### REQUIRED WORK
Whenever a line in the records below holds the string "Follow", copy it out.

### GIVEN RECORDS
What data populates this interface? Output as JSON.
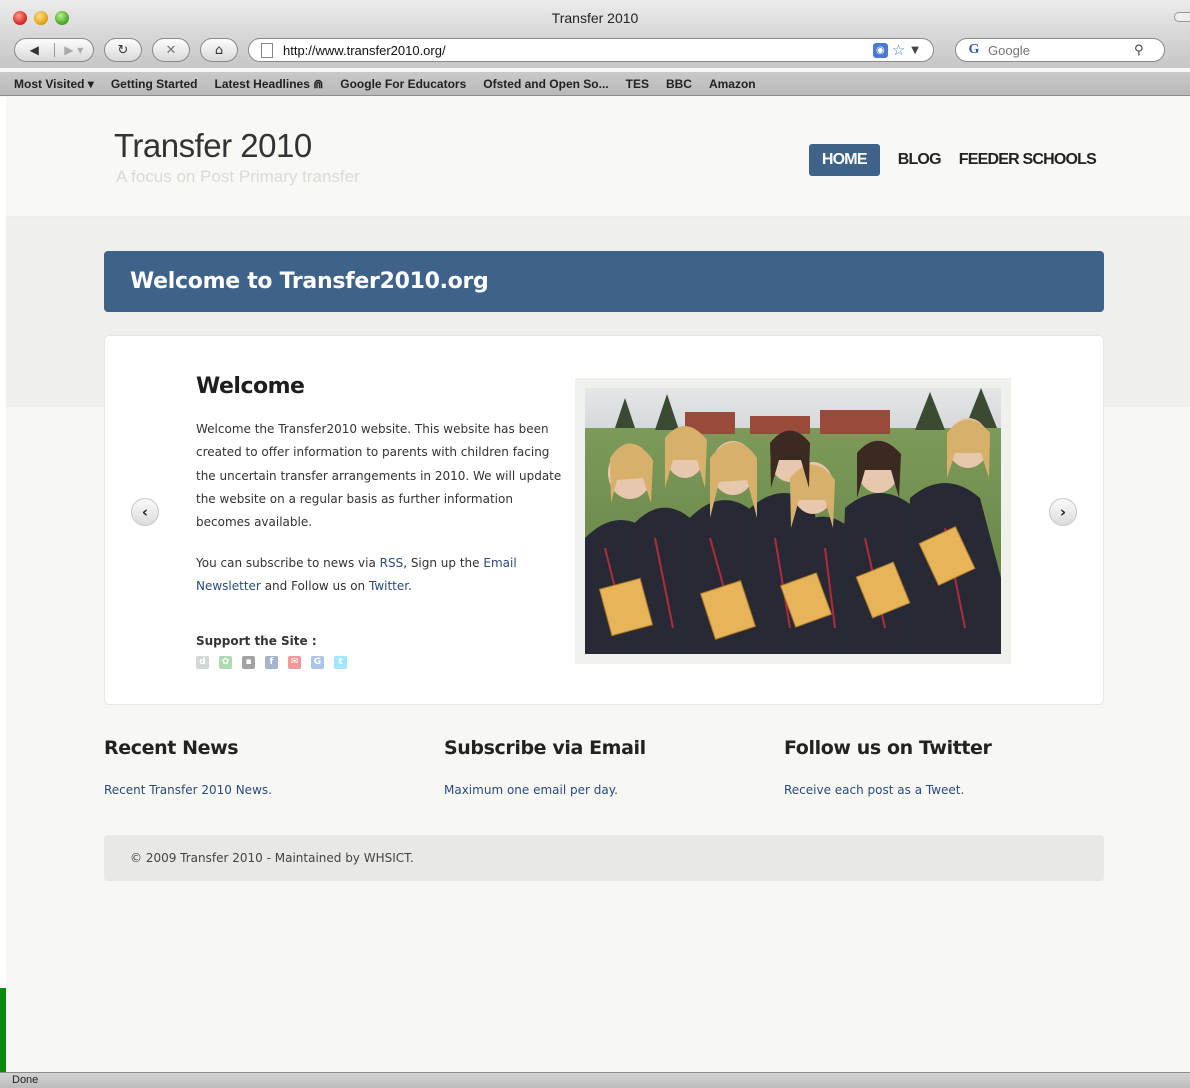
{
  "window": {
    "title": "Transfer 2010"
  },
  "toolbar": {
    "back_icon": "back-arrow-icon",
    "forward_icon": "forward-arrow-icon",
    "url": "http://www.transfer2010.org/",
    "search_placeholder": "Google",
    "search_engine_label": "G"
  },
  "bookmarks": [
    "Most Visited ▾",
    "Getting Started",
    "Latest Headlines ⋒",
    "Google For Educators",
    "Ofsted and Open So...",
    "TES",
    "BBC",
    "Amazon"
  ],
  "site": {
    "title": "Transfer 2010",
    "tagline": "A focus on Post Primary transfer",
    "nav": [
      "HOME",
      "BLOG",
      "FEEDER SCHOOLS"
    ],
    "active_nav": "HOME"
  },
  "banner": {
    "text": "Welcome to Transfer2010.org"
  },
  "slide": {
    "heading": "Welcome",
    "body": "Welcome the Transfer2010 website. This website has been created to offer information to parents with children facing the uncertain transfer arrangements in 2010. We will update the website on a regular basis as further information becomes available.",
    "subscribe_prefix": "You can subscribe to news via ",
    "rss_link": "RSS",
    "signup_text": ", Sign up the ",
    "email_link": "Email Newsletter",
    "follow_text": " and Follow us on ",
    "twitter_link": "Twitter",
    "end_period": ".",
    "support_label": "Support the Site :",
    "photo_alt": "Group of schoolgirls in uniform holding books"
  },
  "columns": [
    {
      "heading": "Recent News",
      "text": "Recent Transfer 2010 News."
    },
    {
      "heading": "Subscribe via Email",
      "text": "Maximum one email per day."
    },
    {
      "heading": "Follow us on Twitter",
      "text": "Receive each post as a Tweet."
    }
  ],
  "footer": {
    "text": "© 2009 Transfer 2010 - Maintained by WHSICT."
  },
  "status": {
    "text": "Done"
  },
  "colors": {
    "accent": "#3f6289",
    "link": "#2a4b7c"
  }
}
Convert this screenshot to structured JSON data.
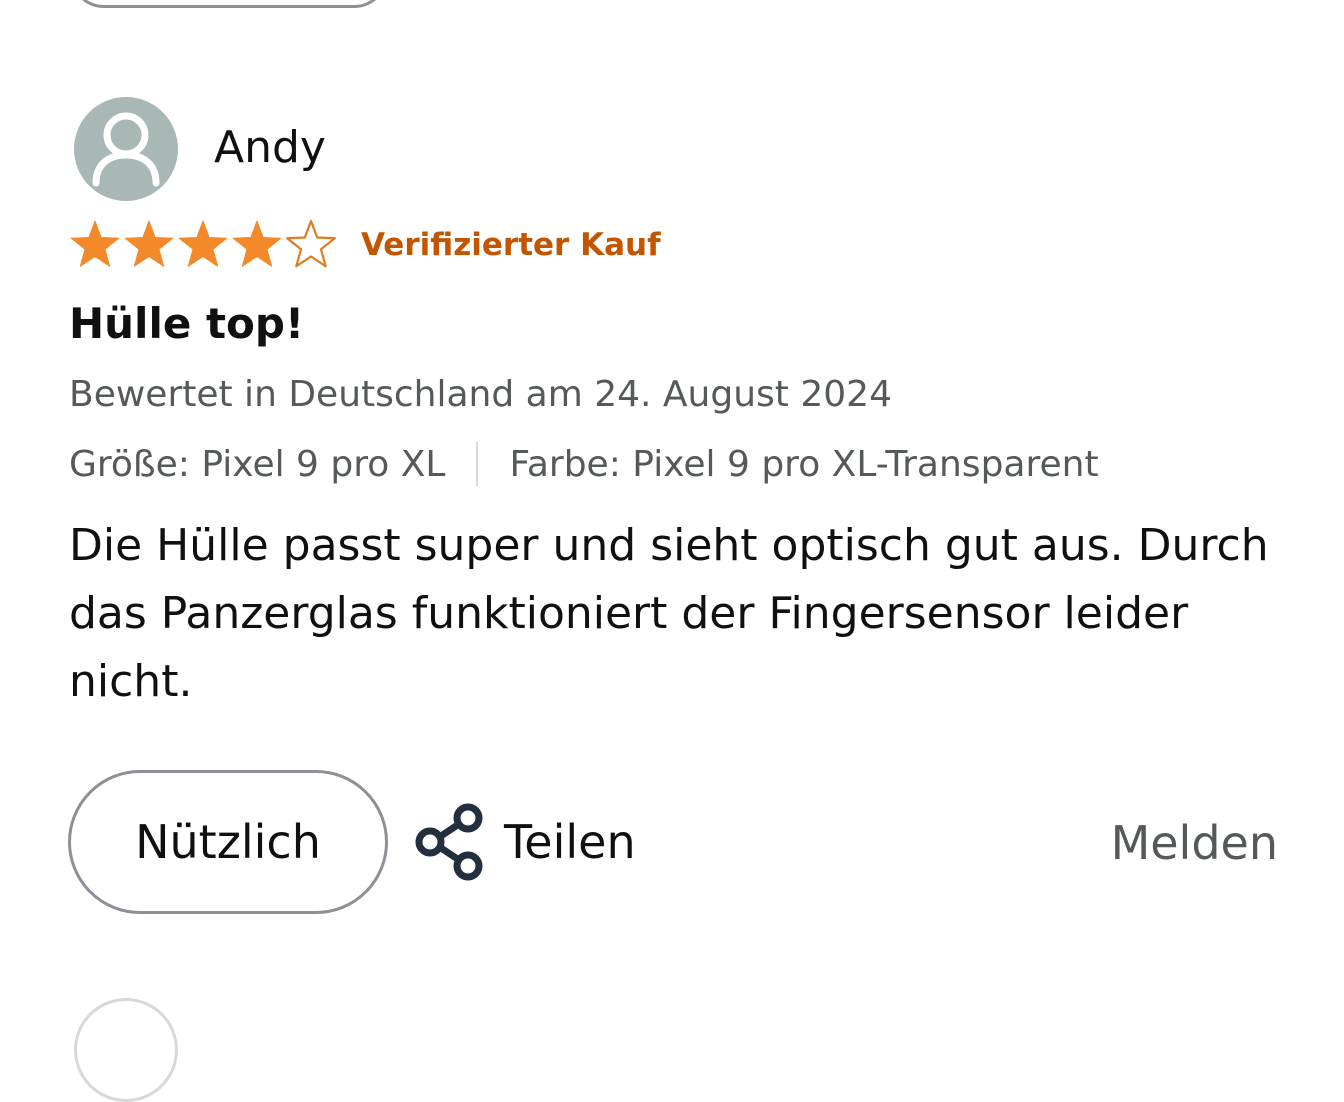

### TASK ANSWER
    "follow_text": " and Follow us on ",
      "heading": "Follow us on Twitter",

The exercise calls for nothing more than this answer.